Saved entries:
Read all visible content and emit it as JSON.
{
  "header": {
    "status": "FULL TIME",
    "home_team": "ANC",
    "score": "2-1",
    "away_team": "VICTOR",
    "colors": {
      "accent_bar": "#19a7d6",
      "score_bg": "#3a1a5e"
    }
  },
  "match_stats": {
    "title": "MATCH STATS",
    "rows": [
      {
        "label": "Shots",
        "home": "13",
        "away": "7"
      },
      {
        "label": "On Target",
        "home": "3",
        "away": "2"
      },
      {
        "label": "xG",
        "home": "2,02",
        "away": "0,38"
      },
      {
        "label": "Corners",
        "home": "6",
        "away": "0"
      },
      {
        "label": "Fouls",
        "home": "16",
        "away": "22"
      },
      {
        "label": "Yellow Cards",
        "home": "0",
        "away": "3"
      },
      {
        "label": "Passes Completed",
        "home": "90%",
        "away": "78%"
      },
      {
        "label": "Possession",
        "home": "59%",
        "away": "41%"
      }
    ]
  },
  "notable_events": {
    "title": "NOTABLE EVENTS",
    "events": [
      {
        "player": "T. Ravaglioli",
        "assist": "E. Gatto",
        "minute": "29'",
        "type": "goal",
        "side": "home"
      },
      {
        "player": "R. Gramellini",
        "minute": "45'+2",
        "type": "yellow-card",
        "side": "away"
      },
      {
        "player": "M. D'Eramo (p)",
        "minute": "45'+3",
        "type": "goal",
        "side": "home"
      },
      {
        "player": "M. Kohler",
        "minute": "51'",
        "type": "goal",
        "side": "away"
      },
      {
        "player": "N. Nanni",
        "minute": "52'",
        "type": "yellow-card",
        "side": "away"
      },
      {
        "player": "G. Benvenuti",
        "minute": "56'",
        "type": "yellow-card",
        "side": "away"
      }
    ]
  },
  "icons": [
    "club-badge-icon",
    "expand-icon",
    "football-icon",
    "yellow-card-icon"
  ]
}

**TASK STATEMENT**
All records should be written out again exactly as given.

**TASK SOLUTION**
Read all visible content and emit it as JSON.
{
  "header": {
    "status": "FULL TIME",
    "home_team": "ANC",
    "score": "2-1",
    "away_team": "VICTOR",
    "colors": {
      "accent_bar": "#19a7d6",
      "score_bg": "#3a1a5e"
    }
  },
  "match_stats": {
    "title": "MATCH STATS",
    "rows": [
      {
        "label": "Shots",
        "home": "13",
        "away": "7"
      },
      {
        "label": "On Target",
        "home": "3",
        "away": "2"
      },
      {
        "label": "xG",
        "home": "2,02",
        "away": "0,38"
      },
      {
        "label": "Corners",
        "home": "6",
        "away": "0"
      },
      {
        "label": "Fouls",
        "home": "16",
        "away": "22"
      },
      {
        "label": "Yellow Cards",
        "home": "0",
        "away": "3"
      },
      {
        "label": "Passes Completed",
        "home": "90%",
        "away": "78%"
      },
      {
        "label": "Possession",
        "home": "59%",
        "away": "41%"
      }
    ]
  },
  "notable_events": {
    "title": "NOTABLE EVENTS",
    "events": [
      {
        "player": "T. Ravaglioli",
        "assist": "E. Gatto",
        "minute": "29'",
        "type": "goal",
        "side": "home"
      },
      {
        "player": "R. Gramellini",
        "minute": "45'+2",
        "type": "yellow-card",
        "side": "away"
      },
      {
        "player": "M. D'Eramo (p)",
        "minute": "45'+3",
        "type": "goal",
        "side": "home"
      },
      {
        "player": "M. Kohler",
        "minute": "51'",
        "type": "goal",
        "side": "away"
      },
      {
        "player": "N. Nanni",
        "minute": "52'",
        "type": "yellow-card",
        "side": "away"
      },
      {
        "player": "G. Benvenuti",
        "minute": "56'",
        "type": "yellow-card",
        "side": "away"
      }
    ]
  },
  "icons": [
    "club-badge-icon",
    "expand-icon",
    "football-icon",
    "yellow-card-icon"
  ]
}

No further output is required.